• **MATERIAL FOR THIS EXERCISE**
☆ ☆ ☆
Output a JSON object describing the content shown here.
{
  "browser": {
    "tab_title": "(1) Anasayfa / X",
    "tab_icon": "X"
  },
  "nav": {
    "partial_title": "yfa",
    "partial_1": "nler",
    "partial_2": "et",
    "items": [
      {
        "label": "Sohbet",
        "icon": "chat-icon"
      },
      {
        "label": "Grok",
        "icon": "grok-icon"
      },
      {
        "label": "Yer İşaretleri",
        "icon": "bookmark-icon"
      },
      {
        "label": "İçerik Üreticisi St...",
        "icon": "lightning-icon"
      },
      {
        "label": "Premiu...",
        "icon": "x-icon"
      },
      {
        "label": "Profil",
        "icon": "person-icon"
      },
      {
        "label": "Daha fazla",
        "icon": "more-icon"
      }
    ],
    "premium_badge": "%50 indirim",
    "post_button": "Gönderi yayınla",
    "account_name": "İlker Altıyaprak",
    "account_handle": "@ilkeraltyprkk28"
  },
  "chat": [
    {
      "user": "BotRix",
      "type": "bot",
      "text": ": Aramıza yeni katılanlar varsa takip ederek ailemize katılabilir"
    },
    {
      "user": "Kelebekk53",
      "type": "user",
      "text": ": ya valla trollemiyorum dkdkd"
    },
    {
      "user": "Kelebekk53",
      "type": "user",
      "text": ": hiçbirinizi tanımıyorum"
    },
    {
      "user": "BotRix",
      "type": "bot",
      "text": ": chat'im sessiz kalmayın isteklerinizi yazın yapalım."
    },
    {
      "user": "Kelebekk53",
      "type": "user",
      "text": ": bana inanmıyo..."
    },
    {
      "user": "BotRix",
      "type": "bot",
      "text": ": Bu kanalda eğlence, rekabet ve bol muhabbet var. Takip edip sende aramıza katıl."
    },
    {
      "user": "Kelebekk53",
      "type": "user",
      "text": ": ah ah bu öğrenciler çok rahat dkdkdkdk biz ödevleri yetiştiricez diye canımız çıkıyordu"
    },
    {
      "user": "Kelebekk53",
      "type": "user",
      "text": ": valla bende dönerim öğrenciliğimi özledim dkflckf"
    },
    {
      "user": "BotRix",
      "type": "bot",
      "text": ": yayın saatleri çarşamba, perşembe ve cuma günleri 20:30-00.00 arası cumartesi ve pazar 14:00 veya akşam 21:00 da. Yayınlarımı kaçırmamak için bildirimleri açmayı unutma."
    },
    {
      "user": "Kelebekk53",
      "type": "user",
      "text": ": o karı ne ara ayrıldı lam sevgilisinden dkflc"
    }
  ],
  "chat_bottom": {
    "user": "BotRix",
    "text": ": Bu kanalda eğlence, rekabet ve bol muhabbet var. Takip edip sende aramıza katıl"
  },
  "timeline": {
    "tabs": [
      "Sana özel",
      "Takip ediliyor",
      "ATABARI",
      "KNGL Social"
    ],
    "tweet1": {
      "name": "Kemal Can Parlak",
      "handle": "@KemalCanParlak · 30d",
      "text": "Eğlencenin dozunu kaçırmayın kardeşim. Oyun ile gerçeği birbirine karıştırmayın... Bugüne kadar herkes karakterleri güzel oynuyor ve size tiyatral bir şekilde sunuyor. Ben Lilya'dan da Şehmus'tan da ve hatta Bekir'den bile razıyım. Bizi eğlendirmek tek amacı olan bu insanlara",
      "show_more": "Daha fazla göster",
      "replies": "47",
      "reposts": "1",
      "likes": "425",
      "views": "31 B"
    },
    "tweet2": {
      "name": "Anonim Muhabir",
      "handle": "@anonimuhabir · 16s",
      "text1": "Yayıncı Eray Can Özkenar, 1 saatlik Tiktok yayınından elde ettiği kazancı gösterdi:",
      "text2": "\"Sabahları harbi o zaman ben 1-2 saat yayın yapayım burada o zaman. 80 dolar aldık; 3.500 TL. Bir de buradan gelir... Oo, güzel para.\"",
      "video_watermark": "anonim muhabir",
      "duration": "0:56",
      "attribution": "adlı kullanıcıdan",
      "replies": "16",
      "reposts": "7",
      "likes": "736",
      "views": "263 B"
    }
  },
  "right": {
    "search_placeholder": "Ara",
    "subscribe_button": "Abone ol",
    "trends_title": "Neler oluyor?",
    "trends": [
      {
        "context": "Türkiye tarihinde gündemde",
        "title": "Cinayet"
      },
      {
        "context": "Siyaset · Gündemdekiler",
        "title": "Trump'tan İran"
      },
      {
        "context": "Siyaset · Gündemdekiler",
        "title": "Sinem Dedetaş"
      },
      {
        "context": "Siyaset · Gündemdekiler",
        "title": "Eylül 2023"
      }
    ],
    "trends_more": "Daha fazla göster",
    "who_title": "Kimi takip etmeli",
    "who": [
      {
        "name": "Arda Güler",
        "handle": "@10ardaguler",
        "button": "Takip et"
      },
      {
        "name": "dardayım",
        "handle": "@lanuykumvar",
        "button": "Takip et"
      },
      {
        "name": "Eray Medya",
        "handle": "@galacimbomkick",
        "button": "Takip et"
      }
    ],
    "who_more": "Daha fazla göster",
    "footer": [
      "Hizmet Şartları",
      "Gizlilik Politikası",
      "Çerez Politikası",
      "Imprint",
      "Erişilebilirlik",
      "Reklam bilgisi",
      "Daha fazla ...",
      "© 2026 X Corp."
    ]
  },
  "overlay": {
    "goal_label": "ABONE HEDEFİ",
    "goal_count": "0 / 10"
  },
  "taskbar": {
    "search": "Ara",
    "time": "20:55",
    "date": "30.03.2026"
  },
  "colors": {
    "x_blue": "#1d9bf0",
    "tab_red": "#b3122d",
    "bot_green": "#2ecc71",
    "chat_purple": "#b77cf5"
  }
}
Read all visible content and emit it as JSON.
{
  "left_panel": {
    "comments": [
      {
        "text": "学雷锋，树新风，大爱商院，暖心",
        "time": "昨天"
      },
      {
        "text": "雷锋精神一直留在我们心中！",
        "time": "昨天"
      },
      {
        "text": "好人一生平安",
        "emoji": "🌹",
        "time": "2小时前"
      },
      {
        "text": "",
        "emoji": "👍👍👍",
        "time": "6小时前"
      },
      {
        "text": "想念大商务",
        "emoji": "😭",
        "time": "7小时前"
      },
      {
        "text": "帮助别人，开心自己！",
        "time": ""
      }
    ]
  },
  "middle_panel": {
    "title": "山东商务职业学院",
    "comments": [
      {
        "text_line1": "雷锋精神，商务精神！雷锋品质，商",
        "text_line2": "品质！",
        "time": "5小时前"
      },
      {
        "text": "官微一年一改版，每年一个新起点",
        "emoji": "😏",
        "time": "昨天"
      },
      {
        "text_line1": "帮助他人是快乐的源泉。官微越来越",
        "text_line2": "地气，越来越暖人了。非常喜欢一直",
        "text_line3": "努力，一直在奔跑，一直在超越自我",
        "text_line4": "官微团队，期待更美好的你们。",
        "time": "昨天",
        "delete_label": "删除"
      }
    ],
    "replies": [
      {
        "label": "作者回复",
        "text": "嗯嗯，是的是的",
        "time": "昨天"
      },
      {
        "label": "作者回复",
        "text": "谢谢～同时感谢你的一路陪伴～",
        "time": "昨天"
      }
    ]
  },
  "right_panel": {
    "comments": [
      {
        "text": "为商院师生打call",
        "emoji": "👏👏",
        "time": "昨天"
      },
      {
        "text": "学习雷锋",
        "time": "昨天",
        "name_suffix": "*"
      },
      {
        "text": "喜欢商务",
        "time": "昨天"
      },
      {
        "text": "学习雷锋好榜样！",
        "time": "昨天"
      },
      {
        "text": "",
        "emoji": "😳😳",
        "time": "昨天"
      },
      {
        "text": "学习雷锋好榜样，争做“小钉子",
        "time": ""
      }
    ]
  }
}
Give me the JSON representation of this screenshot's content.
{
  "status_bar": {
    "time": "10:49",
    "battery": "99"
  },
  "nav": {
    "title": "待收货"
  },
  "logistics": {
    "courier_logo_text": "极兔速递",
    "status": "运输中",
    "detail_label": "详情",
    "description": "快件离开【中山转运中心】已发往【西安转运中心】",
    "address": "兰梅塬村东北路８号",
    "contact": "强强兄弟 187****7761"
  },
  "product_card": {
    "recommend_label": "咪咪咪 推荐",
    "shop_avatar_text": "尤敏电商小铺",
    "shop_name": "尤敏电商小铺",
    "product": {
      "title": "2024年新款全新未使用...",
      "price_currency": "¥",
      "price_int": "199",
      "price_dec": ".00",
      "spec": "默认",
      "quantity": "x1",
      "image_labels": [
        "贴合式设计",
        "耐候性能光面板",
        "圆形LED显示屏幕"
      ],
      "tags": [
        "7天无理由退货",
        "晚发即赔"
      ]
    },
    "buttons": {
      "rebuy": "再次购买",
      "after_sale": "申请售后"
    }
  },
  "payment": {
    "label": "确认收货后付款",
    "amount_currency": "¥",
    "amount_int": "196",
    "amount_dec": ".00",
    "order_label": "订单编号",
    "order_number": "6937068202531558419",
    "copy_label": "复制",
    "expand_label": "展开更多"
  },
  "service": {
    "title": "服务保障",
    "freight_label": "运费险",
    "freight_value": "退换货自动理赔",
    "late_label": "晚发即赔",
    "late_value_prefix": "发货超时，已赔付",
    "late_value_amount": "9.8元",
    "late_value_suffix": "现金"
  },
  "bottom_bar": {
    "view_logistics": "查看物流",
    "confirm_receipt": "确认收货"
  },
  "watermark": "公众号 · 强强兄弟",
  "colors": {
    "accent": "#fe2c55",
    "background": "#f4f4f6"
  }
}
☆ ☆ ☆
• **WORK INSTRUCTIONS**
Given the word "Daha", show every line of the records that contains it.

• **RESULT FOR THIS TASK**
        "label": "Daha fazla",
      "show_more": "Daha fazla göster",
    "trends_more": "Daha fazla göster",
    "who_more": "Daha fazla göster",
      "Daha fazla ...",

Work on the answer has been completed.